How many lines in the data that follows contain the word "dates"? Only that number is needed.

══ Material for this exercise

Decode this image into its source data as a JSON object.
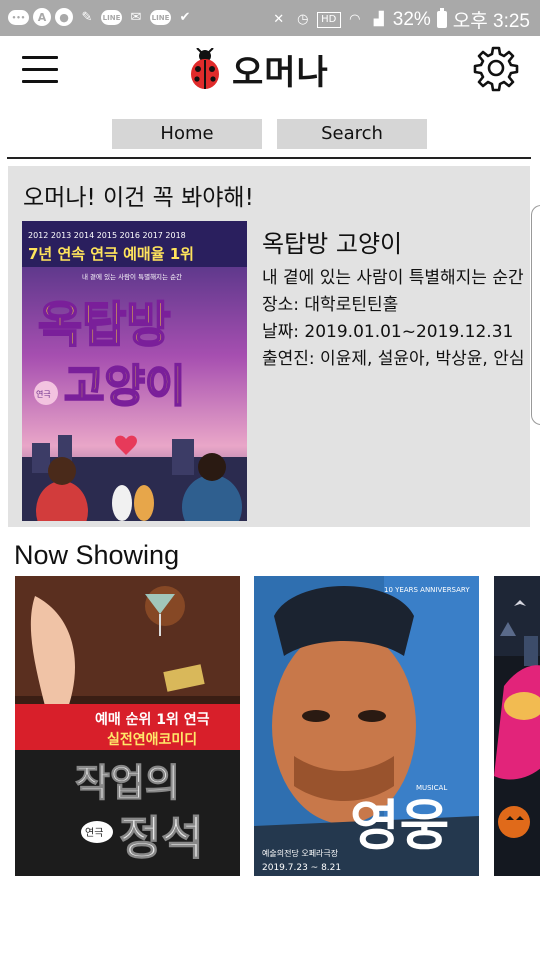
{
  "status_bar": {
    "battery": "32%",
    "time": "오후 3:25",
    "icons": [
      "chat-icon",
      "a-icon",
      "bubble-icon",
      "brush-icon",
      "line-icon",
      "mail-icon",
      "line-icon",
      "check-icon",
      "mute-icon",
      "alarm-icon",
      "hd-icon",
      "wifi-icon",
      "signal-icon",
      "battery-icon"
    ]
  },
  "header": {
    "app_title": "오머나",
    "menu_icon": "hamburger-icon",
    "logo_icon": "ladybug-icon",
    "settings_icon": "gear-icon"
  },
  "nav": {
    "tabs": [
      {
        "label": "Home"
      },
      {
        "label": "Search"
      }
    ]
  },
  "featured": {
    "heading": "오머나! 이건 꼭 봐야해!",
    "show": {
      "title": "옥탑방 고양이",
      "description": "내 곁에 있는 사람이 특별해지는 순간",
      "venue": "장소: 대학로틴틴홀",
      "dates": "날짜: 2019.01.01~2019.12.31",
      "cast": "출연진: 이윤제, 설윤아, 박상윤, 안심"
    },
    "poster": {
      "years": "2012 2013 2014 2015 2016 2017 2018",
      "banner": "7년 연속 연극 예매율 1위",
      "tagline": "내 곁에 있는 사람이 특별해지는 순간",
      "title_line1": "옥탑방",
      "title_line2": "고양이",
      "badge": "연극"
    }
  },
  "now_showing": {
    "title": "Now Showing",
    "posters": [
      {
        "band_text_1": "예매 순위 1위 연극",
        "band_text_2": "실전연애코미디",
        "title_line1": "작업의",
        "title_line2": "정석",
        "badge": "연극"
      },
      {
        "anniversary": "10 YEARS ANNIVERSARY",
        "genre": "MUSICAL",
        "title": "영웅",
        "venue": "예술의전당 오페라극장",
        "dates": "2019.7.23 ~ 8.21"
      },
      {
        "title": "",
        "partial": true
      }
    ]
  }
}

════

Output of the task: 2